You can’t go to Porto without visiting a port house. Maret wasn’t much of a fan of port before the visit, but developed a taste remarkably quickly. Just like Laphroaig in Islay, or percebes in Galicia. I remain cautiously optimistic that her enthusiasm for sherry will extend beyond Pedro Ximinez after a visit to Sanlucar de Barrameda.
Some of Maret’s friends from Estonia were coincidentally in Porto on a brand new and very beautiful catamaran, and we stopped by to say hello. I’d met Raul once before, on a different catamaran in St Lucia a few days after Maret and I first met. He’s been around the world since then, and is now heading across the Atlantic for a Caribbean season. Jaan had last seen Otra Vida one cold morning in Saaremaa during the winter refit – quite different indeed to how she looks today. He too has circumnavigated, and amongst other things sings about his experiences doing that and living a unique life on a tiny Estonian island. A nice visit, and I still have major boat envy about their inside steering station!
A friend from Cordon Bleu, the ever-energetic Maria, is originally from Porto, so naturally I asked her for suggestions. We’re still recovering from her recommendation to try the local classic the Francesinha, a warm sandwich of American proportions, consisting of thick bread, sliced meats, sausage, smoked pork, fried beef, melted cheese and a tomato, beer and chilli sauce, all washed down with a glass of beer. It’s not for the timid, and you won’t need to eat again for the rest of the day. It reminded me of a cross between a Monte Cristo and a Philly Cheese Steak. Excellent stuff!
After this monumental cholesterol bomb lunch we walked around, slowly dragging our laden stomachs with us, hoping to burn off at least a few percent of the calories. The Palacio de Cristal is a prominent Porto building used for exhibitions, and has extensive terraced gardens leading down towards the Douro River. The views, as you would expect, are lovely. The gardens themselves seem almost to have been designed for lovers’ trysts. Lots of little spaces accessed by deliberately unnecessary detours, partially obscured from sight by the trees and shrubs, with views down to the river. The sheer number of such romantic spots makes me think it did not happen by chance. What a great city.
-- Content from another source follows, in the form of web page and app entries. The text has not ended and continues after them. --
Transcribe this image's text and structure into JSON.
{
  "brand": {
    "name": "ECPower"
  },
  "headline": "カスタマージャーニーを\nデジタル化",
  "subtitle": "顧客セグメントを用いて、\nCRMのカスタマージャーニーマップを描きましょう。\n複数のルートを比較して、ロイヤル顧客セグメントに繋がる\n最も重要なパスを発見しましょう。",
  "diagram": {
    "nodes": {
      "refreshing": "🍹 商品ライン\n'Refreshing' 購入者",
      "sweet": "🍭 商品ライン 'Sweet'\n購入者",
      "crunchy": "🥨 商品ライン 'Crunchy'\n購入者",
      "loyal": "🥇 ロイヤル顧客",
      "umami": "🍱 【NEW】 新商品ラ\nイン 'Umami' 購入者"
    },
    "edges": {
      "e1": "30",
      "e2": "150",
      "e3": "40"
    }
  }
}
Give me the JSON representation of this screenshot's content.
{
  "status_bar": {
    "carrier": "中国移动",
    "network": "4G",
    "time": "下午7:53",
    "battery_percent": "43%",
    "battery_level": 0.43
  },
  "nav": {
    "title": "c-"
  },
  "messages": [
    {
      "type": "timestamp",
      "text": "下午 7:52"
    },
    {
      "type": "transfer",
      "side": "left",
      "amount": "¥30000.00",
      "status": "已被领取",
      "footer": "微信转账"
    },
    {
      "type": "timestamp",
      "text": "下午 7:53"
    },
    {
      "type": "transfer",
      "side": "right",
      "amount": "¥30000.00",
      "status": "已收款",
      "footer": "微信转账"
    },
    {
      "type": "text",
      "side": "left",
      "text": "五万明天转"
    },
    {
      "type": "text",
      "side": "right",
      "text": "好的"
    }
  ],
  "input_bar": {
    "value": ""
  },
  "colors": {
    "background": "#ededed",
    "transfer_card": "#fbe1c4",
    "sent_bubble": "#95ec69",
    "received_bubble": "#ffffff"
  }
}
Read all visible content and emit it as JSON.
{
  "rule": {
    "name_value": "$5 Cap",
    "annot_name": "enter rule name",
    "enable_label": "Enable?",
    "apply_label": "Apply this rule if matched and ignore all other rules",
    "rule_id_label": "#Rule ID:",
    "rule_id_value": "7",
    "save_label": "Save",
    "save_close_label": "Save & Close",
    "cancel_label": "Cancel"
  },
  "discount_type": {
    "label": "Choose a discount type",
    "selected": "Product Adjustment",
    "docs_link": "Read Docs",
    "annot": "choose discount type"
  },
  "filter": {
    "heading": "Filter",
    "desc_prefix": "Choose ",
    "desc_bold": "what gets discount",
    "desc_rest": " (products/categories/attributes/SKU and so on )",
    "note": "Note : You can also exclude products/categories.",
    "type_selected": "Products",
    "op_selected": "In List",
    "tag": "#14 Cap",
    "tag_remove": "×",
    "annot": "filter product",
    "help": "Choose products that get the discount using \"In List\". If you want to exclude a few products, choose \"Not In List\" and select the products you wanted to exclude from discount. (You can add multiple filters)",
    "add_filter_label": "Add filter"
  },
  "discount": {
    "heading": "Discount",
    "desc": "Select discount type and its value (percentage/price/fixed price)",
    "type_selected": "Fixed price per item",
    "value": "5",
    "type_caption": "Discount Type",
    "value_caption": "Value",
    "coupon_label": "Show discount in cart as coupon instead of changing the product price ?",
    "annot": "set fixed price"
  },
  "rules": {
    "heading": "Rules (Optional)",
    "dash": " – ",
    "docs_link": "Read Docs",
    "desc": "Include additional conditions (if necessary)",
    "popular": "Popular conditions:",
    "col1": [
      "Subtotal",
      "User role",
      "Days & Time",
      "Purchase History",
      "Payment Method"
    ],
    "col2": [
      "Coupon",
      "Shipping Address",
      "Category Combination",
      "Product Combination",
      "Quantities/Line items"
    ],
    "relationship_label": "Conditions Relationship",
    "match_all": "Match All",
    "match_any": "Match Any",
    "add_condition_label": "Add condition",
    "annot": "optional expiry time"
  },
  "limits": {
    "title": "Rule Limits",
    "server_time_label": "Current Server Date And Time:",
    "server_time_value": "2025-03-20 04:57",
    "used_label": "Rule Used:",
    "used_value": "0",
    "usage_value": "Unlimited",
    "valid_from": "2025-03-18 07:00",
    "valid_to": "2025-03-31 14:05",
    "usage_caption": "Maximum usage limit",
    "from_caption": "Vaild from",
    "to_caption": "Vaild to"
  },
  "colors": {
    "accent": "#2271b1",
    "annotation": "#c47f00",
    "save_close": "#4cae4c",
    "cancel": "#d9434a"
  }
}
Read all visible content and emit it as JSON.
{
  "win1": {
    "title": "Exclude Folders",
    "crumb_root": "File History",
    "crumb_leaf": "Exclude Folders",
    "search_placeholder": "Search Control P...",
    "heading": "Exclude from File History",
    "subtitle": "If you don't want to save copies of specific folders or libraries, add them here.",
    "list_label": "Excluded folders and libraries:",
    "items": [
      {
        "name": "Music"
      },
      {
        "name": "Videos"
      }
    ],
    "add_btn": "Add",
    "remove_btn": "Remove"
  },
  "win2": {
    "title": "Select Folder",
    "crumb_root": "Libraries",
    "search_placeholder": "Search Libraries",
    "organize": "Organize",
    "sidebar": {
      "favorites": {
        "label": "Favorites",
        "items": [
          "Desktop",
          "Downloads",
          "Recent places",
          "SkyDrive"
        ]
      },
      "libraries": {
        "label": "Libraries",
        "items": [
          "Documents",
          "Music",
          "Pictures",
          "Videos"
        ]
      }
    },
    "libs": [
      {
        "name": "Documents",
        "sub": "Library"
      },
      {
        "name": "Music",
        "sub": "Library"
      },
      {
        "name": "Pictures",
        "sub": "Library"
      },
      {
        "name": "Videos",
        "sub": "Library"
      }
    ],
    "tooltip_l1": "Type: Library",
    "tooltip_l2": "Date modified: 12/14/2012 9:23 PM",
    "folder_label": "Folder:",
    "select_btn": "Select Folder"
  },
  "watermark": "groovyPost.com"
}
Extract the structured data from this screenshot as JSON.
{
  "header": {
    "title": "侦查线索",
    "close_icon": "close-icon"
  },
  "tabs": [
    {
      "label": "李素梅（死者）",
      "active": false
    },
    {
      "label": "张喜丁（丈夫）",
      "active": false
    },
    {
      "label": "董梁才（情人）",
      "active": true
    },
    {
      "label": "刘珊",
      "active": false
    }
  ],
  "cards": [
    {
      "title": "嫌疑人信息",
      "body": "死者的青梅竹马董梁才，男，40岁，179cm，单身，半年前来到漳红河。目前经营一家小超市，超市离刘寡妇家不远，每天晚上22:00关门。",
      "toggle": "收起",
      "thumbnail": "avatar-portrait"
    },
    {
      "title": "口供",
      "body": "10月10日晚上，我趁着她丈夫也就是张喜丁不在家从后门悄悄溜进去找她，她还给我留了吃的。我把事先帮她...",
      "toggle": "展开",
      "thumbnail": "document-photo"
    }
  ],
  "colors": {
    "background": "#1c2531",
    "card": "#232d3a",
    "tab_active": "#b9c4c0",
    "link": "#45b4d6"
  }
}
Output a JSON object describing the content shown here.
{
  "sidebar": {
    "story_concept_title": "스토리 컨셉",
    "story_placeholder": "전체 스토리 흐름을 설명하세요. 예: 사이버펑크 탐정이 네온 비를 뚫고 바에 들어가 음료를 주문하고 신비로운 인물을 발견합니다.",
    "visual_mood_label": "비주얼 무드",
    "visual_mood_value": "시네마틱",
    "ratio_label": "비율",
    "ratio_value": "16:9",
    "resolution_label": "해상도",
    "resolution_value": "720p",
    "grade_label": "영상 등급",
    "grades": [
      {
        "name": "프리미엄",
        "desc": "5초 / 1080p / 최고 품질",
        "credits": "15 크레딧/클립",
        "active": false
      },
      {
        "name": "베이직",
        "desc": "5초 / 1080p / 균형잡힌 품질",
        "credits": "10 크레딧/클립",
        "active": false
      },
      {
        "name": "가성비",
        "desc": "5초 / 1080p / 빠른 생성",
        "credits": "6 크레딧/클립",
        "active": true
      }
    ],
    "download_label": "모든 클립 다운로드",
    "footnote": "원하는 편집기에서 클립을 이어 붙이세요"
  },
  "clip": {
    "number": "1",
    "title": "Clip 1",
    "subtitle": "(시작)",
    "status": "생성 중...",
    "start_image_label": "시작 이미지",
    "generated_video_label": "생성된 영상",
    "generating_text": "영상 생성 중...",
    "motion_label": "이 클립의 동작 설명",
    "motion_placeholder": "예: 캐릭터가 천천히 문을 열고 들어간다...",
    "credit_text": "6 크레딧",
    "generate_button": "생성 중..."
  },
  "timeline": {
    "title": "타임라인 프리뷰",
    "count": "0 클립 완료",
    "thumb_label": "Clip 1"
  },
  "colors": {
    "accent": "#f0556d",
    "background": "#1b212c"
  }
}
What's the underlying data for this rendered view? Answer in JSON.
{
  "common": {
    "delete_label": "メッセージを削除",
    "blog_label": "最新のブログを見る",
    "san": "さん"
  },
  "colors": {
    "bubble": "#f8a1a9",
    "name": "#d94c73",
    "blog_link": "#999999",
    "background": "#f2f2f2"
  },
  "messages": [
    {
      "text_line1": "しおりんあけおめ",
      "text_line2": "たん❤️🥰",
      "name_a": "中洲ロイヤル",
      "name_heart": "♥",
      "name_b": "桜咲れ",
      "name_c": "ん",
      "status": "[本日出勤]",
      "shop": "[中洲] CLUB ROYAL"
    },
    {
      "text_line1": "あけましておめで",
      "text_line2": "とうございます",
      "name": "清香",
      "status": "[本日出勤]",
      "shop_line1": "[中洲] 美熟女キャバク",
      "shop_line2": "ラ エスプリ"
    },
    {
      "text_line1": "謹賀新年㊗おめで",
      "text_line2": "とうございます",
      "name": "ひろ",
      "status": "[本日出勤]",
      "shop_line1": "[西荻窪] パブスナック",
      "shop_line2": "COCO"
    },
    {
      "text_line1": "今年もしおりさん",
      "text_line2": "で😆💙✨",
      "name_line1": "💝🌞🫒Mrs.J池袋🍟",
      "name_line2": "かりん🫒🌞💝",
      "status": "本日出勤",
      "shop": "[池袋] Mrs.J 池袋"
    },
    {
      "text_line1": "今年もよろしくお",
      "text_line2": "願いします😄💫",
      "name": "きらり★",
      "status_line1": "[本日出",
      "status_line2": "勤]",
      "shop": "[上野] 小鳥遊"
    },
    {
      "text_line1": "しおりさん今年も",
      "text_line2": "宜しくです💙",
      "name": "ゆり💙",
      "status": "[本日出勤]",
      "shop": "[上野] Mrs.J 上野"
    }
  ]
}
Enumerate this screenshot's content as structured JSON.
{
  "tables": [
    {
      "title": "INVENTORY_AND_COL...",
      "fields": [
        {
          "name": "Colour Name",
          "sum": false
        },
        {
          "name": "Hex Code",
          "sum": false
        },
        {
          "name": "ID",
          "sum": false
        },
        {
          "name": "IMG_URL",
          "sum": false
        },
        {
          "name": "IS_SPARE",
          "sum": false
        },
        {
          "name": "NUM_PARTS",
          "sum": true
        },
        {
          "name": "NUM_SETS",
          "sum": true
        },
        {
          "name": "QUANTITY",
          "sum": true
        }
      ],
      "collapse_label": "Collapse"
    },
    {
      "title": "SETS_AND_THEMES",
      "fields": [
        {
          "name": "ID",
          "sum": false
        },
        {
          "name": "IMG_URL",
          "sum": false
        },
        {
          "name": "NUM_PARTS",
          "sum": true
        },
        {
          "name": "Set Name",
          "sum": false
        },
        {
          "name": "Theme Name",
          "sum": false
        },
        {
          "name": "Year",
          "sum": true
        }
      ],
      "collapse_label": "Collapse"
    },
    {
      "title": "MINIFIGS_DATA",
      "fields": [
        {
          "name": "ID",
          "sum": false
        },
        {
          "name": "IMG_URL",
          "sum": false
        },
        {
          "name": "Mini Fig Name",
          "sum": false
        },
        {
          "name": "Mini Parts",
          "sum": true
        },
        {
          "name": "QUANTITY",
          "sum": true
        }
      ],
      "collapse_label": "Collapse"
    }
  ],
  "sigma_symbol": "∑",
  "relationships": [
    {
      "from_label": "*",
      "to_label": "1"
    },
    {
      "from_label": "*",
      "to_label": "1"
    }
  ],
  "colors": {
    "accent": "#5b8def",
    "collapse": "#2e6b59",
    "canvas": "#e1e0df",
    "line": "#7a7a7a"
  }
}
Leaving Porto we had 3kts of river current with us from the east, which collided outside the river mouth breakwater with W/NW swells from the Atlantic and 15kt wind from the south. Add the reflected waves from the river protection, and a steeply shelving bottom. Yes, it was like a washing machine. Nothing dangerous with a working engine, but definitely uncomfortable. 2 miles out from the river we came across the telltale tidal race waves, where the current finally gave up. After that things were back to normal.
Our next weather window looks to be Tuesday afternoon, although forecast accuracy 5 days out is quite variable. If the forecast is accurate there is a risk we may actually sail. I wonder if we’ll remember how to do that.
Time to go. I can faintly see the 25 de Abril bridge in the distance, and I can hear the dolphins back for a late evening visit.